However, it always helps to make teaching and learning grammar as engaging as possible for everyone involved. So, without further ado, here are five fun ways to incorporate grammar in the ELA classroom.
Give Grammar a Theme
One aspect of teaching grammar that I’ve come to love is how easy it is to incorporate grammatical review into different holiday-themed lessons and activities. Review parts of speech with a Halloween Mad Lib. Have students correct punctuation errors in well-known love song lyrics for Valentine’s Day. The possibilities are endless, and although they may accuse you of being corny, they’ll secretly love it.
Grammar Task Cards
Grammar task cards are an effective strategy for the hands-on learners in your classroom. Task cards can be a combination of mentor sentences, prompts, and more. Although I’ve always printed out and laminated my grammar task cards in the past, I’ve recently started creating paperless versions that work well for the remote classroom in addition to in-person learning.
|grammar task cards
Grammar Escape Rooms
The necessity for social distancing somewhat restricts the use of traditional escape rooms in the classroom, but don’t let that stop you. You can easily create digital grammar escape rooms as a way to informally assess students’ learning, foster group collaboration, and incorporate some fun into your grammar routine. Many virtual grammar escape rooms, like this digital Parts of Speech review, use G-Suite tools like Google Forms, Slides, and Docs to guide students through the process. For those who want a more hands-on approach, I also have a traditional Parts of Speech Escape Room.
Once I’ve become confident that my students have mastered the grammatical concept we’ve been studying, I often like to take time for some fun grammar review games. These activities can be very low-prep, like creating 10-15 questions and either inserting them into Google Slides for a quick game of grammar basketball or upping the competitive factor with a friendly round of Quizizz. Regardless of which game we play, I always like to personalize the sentences and examples to make them about my current students. That extra effort doesn’t go unnoticed.
Daily Bell Ringers
Grammar bell ringers are a great way to provide your students with small, digestible bites of content in the first 5—10 of class each day. As teachers, we all know how difficult it is to fit everything in over the course of a school year, which is why bell ringers are so valuable. They’re a helpful method for combining grammatical concepts with material you’re currently working on. If you want to take the prep off your plate, give my full year of sentence combining bell ringers a try.

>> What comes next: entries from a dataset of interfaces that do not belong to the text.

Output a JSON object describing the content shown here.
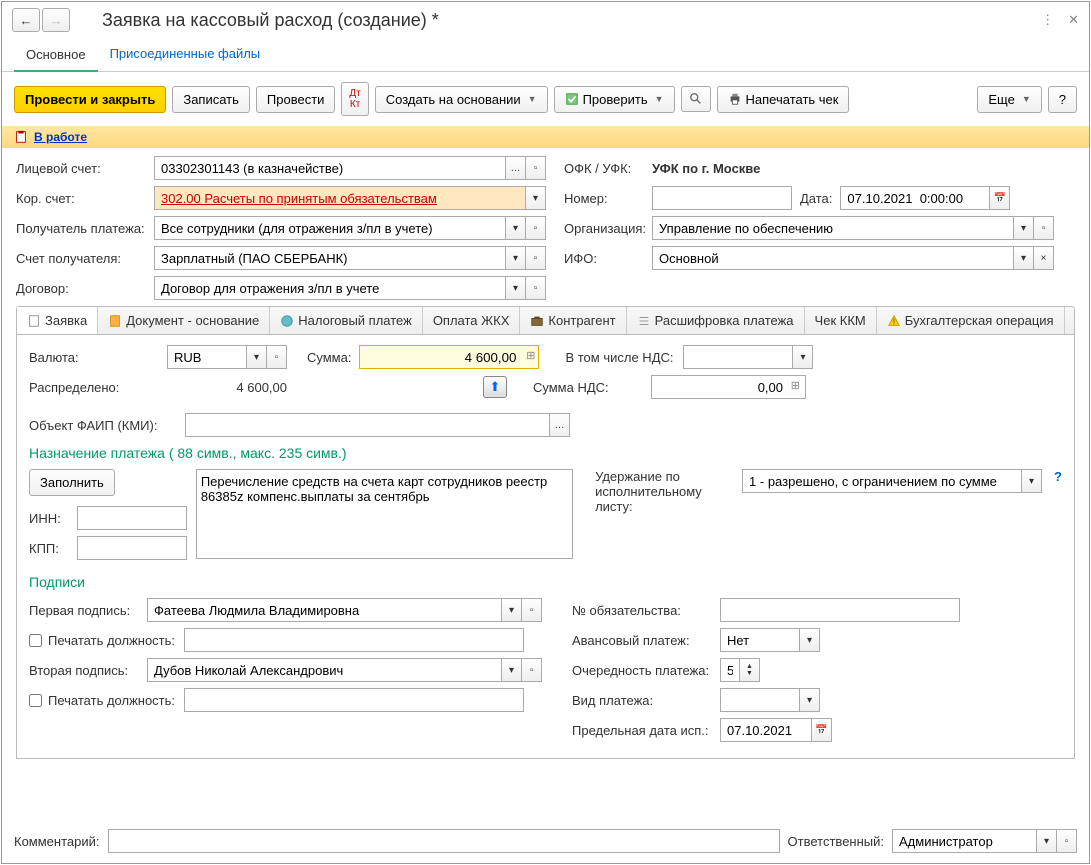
{
  "window": {
    "title": "Заявка на кассовый расход (создание) *"
  },
  "navtabs": {
    "main": "Основное",
    "files": "Присоединенные файлы"
  },
  "toolbar": {
    "post_close": "Провести и закрыть",
    "save": "Записать",
    "post": "Провести",
    "create_from": "Создать на основании",
    "check": "Проверить",
    "print_receipt": "Напечатать чек",
    "more": "Еще",
    "help": "?"
  },
  "status": {
    "label": "В работе"
  },
  "fields": {
    "account_label": "Лицевой счет:",
    "account_value": "03302301143 (в казначействе)",
    "ofk_label": "ОФК / УФК:",
    "ofk_value": "УФК по г. Москве",
    "corr_label": "Кор. счет:",
    "corr_value": "302.00 Расчеты по принятым обязательствам",
    "number_label": "Номер:",
    "number_value": "",
    "date_label": "Дата:",
    "date_value": "07.10.2021  0:00:00",
    "payee_label": "Получатель платежа:",
    "payee_value": "Все сотрудники (для отражения з/пл в учете)",
    "org_label": "Организация:",
    "org_value": "Управление по обеспечению",
    "payee_acc_label": "Счет получателя:",
    "payee_acc_value": "Зарплатный (ПАО СБЕРБАНК)",
    "ifo_label": "ИФО:",
    "ifo_value": "Основной",
    "contract_label": "Договор:",
    "contract_value": "Договор для отражения з/пл в учете"
  },
  "tabs": {
    "request": "Заявка",
    "basis": "Документ - основание",
    "tax": "Налоговый платеж",
    "utilities": "Оплата ЖКХ",
    "counterparty": "Контрагент",
    "decoding": "Расшифровка платежа",
    "kkm": "Чек ККМ",
    "accounting": "Бухгалтерская операция"
  },
  "request": {
    "currency_label": "Валюта:",
    "currency_value": "RUB",
    "sum_label": "Сумма:",
    "sum_value": "4 600,00",
    "vat_incl_label": "В том числе НДС:",
    "distributed_label": "Распределено:",
    "distributed_value": "4 600,00",
    "vat_sum_label": "Сумма НДС:",
    "vat_sum_value": "0,00",
    "faip_label": "Объект ФАИП (КМИ):",
    "purpose_title": "Назначение платежа ( 88 симв., макс. 235 симв.)",
    "fill_btn": "Заполнить",
    "purpose_text": "Перечисление средств на счета карт сотрудников реестр 86385z компенс.выплаты за сентябрь",
    "inn_label": "ИНН:",
    "kpp_label": "КПП:",
    "garnish_label": "Удержание по исполнительному листу:",
    "garnish_value": "1 - разрешено, с ограничением по сумме",
    "signatures_title": "Подписи",
    "obligation_label": "№ обязательства:",
    "sig1_label": "Первая подпись:",
    "sig1_value": "Фатеева Людмила Владимировна",
    "advance_label": "Авансовый платеж:",
    "advance_value": "Нет",
    "print_post1": "Печатать должность:",
    "priority_label": "Очередность платежа:",
    "priority_value": "5",
    "sig2_label": "Вторая подпись:",
    "sig2_value": "Дубов Николай Александрович",
    "pay_type_label": "Вид платежа:",
    "print_post2": "Печатать должность:",
    "deadline_label": "Предельная дата исп.:",
    "deadline_value": "07.10.2021"
  },
  "footer": {
    "comment_label": "Комментарий:",
    "responsible_label": "Ответственный:",
    "responsible_value": "Администратор"
  }
}
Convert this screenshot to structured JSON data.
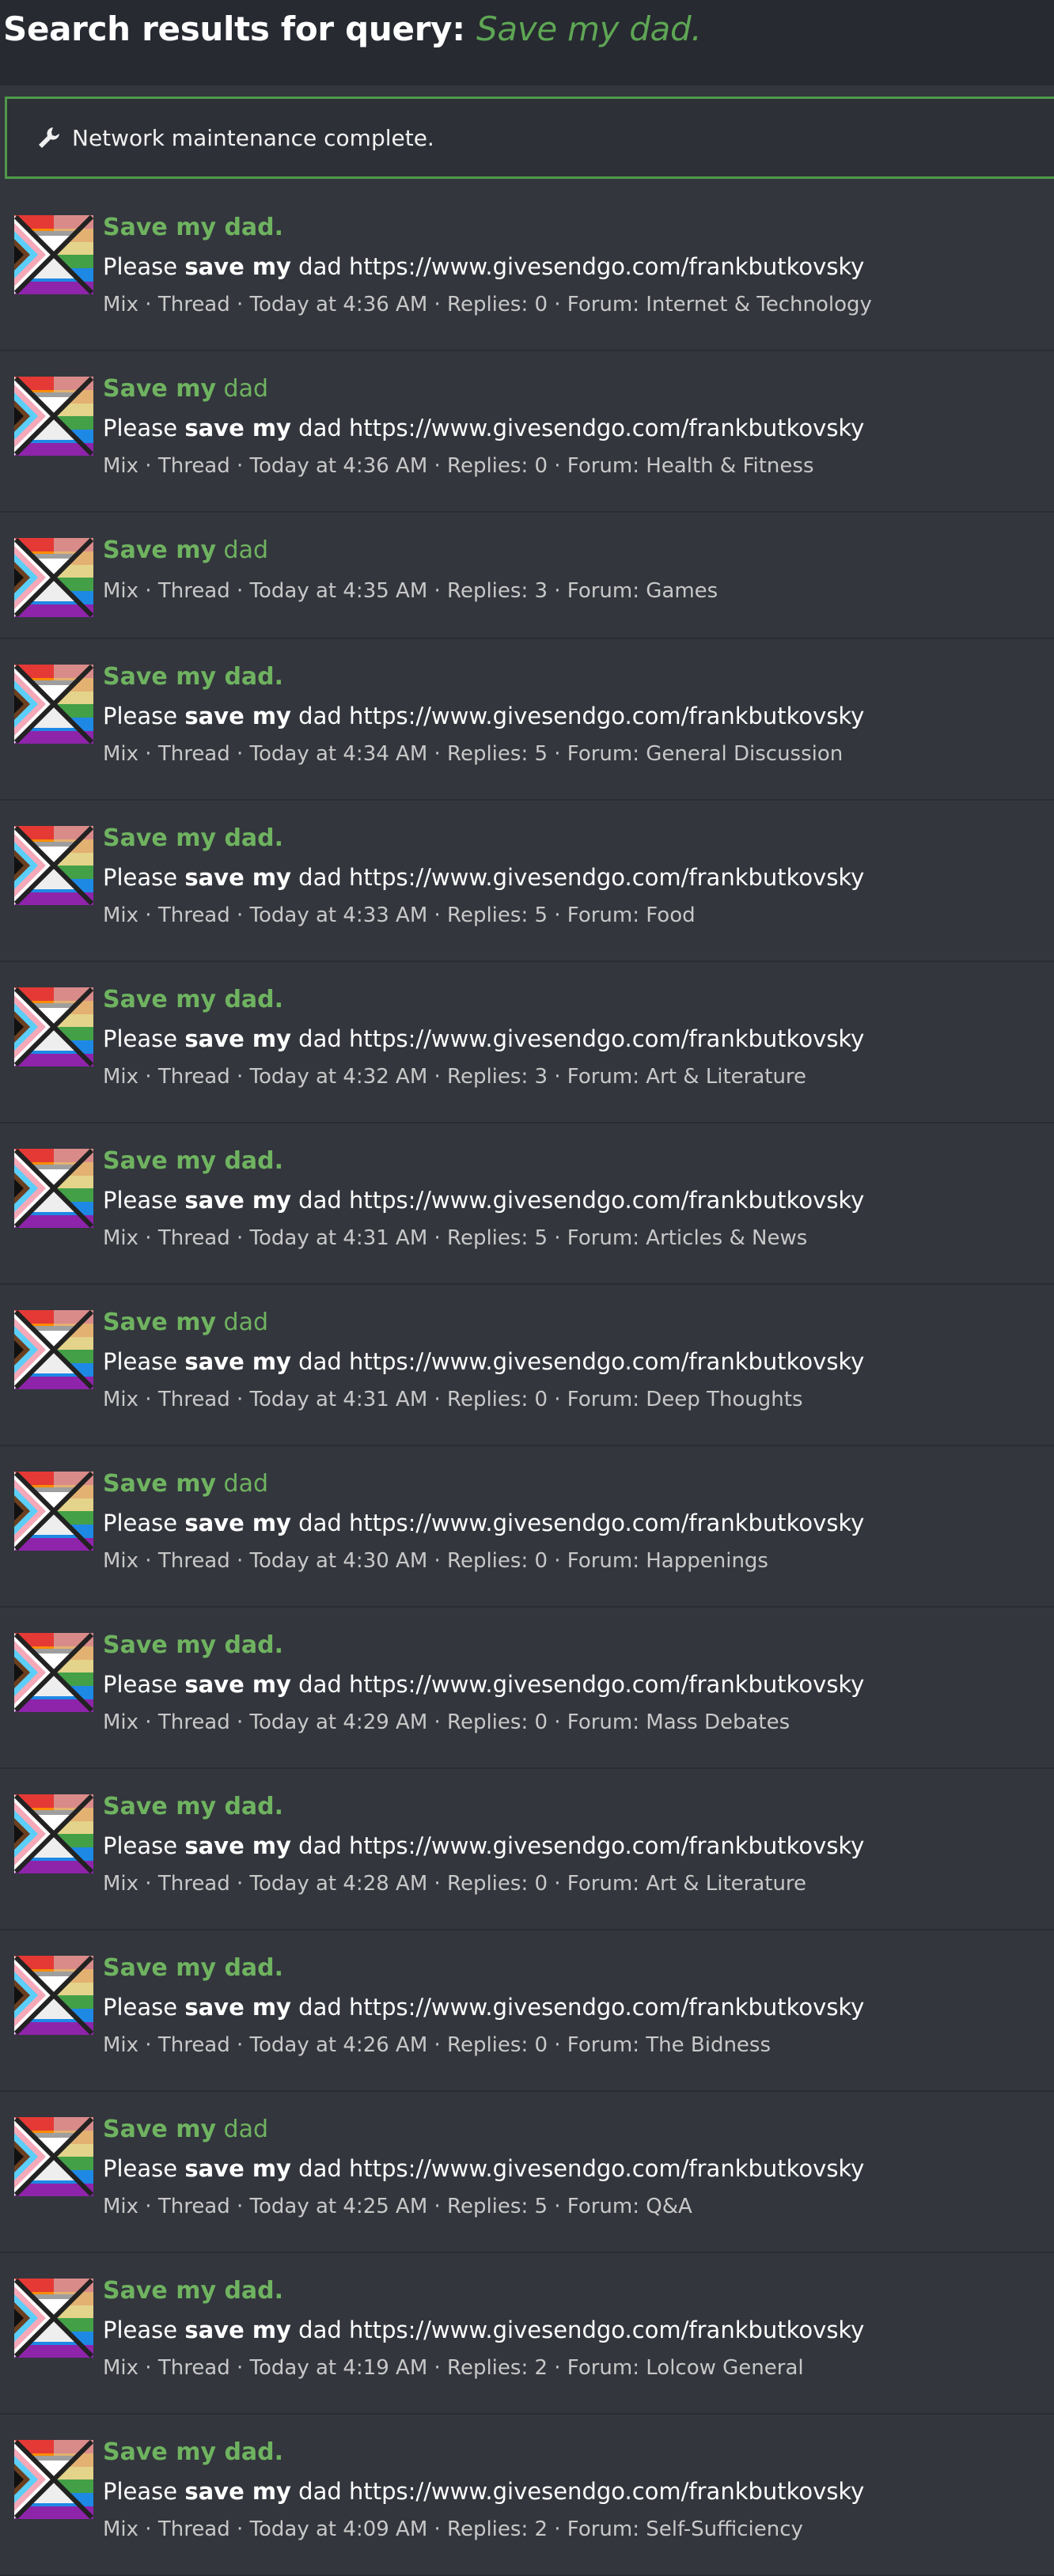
{
  "header": {
    "title_prefix": "Search results for query:",
    "query": "Save my dad."
  },
  "notice": {
    "icon": "wrench-icon",
    "text": "Network maintenance complete."
  },
  "colors": {
    "accent_green": "#6fb360",
    "background": "#33363d",
    "header_bg": "#272a30"
  },
  "results": [
    {
      "title_bold": "Save my dad.",
      "title_rest": "",
      "snippet_pre": "Please ",
      "snippet_bold": "save my",
      "snippet_post": " dad https://www.givesendgo.com/frankbutkovsky",
      "meta": "Mix · Thread · Today at 4:36 AM · Replies: 0 · Forum: Internet & Technology"
    },
    {
      "title_bold": "Save my",
      "title_rest": " dad",
      "snippet_pre": "Please ",
      "snippet_bold": "save my",
      "snippet_post": " dad https://www.givesendgo.com/frankbutkovsky",
      "meta": "Mix · Thread · Today at 4:36 AM · Replies: 0 · Forum: Health & Fitness"
    },
    {
      "title_bold": "Save my",
      "title_rest": " dad",
      "snippet_pre": "",
      "snippet_bold": "",
      "snippet_post": "",
      "meta": "Mix · Thread · Today at 4:35 AM · Replies: 3 · Forum: Games"
    },
    {
      "title_bold": "Save my dad.",
      "title_rest": "",
      "snippet_pre": "Please ",
      "snippet_bold": "save my",
      "snippet_post": " dad https://www.givesendgo.com/frankbutkovsky",
      "meta": "Mix · Thread · Today at 4:34 AM · Replies: 5 · Forum: General Discussion"
    },
    {
      "title_bold": "Save my dad.",
      "title_rest": "",
      "snippet_pre": "Please ",
      "snippet_bold": "save my",
      "snippet_post": " dad https://www.givesendgo.com/frankbutkovsky",
      "meta": "Mix · Thread · Today at 4:33 AM · Replies: 5 · Forum: Food"
    },
    {
      "title_bold": "Save my dad.",
      "title_rest": "",
      "snippet_pre": "Please ",
      "snippet_bold": "save my",
      "snippet_post": " dad https://www.givesendgo.com/frankbutkovsky",
      "meta": "Mix · Thread · Today at 4:32 AM · Replies: 3 · Forum: Art & Literature"
    },
    {
      "title_bold": "Save my dad.",
      "title_rest": "",
      "snippet_pre": "Please ",
      "snippet_bold": "save my",
      "snippet_post": " dad https://www.givesendgo.com/frankbutkovsky",
      "meta": "Mix · Thread · Today at 4:31 AM · Replies: 5 · Forum: Articles & News"
    },
    {
      "title_bold": "Save my",
      "title_rest": " dad",
      "snippet_pre": "Please ",
      "snippet_bold": "save my",
      "snippet_post": " dad https://www.givesendgo.com/frankbutkovsky",
      "meta": "Mix · Thread · Today at 4:31 AM · Replies: 0 · Forum: Deep Thoughts"
    },
    {
      "title_bold": "Save my",
      "title_rest": " dad",
      "snippet_pre": "Please ",
      "snippet_bold": "save my",
      "snippet_post": " dad https://www.givesendgo.com/frankbutkovsky",
      "meta": "Mix · Thread · Today at 4:30 AM · Replies: 0 · Forum: Happenings"
    },
    {
      "title_bold": "Save my dad.",
      "title_rest": "",
      "snippet_pre": "Please ",
      "snippet_bold": "save my",
      "snippet_post": " dad https://www.givesendgo.com/frankbutkovsky",
      "meta": "Mix · Thread · Today at 4:29 AM · Replies: 0 · Forum: Mass Debates"
    },
    {
      "title_bold": "Save my dad.",
      "title_rest": "",
      "snippet_pre": "Please ",
      "snippet_bold": "save my",
      "snippet_post": " dad https://www.givesendgo.com/frankbutkovsky",
      "meta": "Mix · Thread · Today at 4:28 AM · Replies: 0 · Forum: Art & Literature"
    },
    {
      "title_bold": "Save my dad.",
      "title_rest": "",
      "snippet_pre": "Please ",
      "snippet_bold": "save my",
      "snippet_post": " dad https://www.givesendgo.com/frankbutkovsky",
      "meta": "Mix · Thread · Today at 4:26 AM · Replies: 0 · Forum: The Bidness"
    },
    {
      "title_bold": "Save my",
      "title_rest": " dad",
      "snippet_pre": "Please ",
      "snippet_bold": "save my",
      "snippet_post": " dad https://www.givesendgo.com/frankbutkovsky",
      "meta": "Mix · Thread · Today at 4:25 AM · Replies: 5 · Forum: Q&A"
    },
    {
      "title_bold": "Save my dad.",
      "title_rest": "",
      "snippet_pre": "Please ",
      "snippet_bold": "save my",
      "snippet_post": " dad https://www.givesendgo.com/frankbutkovsky",
      "meta": "Mix · Thread · Today at 4:19 AM · Replies: 2 · Forum: Lolcow General"
    },
    {
      "title_bold": "Save my dad.",
      "title_rest": "",
      "snippet_pre": "Please ",
      "snippet_bold": "save my",
      "snippet_post": " dad https://www.givesendgo.com/frankbutkovsky",
      "meta": "Mix · Thread · Today at 4:09 AM · Replies: 2 · Forum: Self-Sufficiency"
    }
  ]
}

Teaching grammar in the secondary ELA classroom may not always be an overwhelming hit with your students, but your positive attitude and creativity can make teaching (and learning) grammar fun and engaging.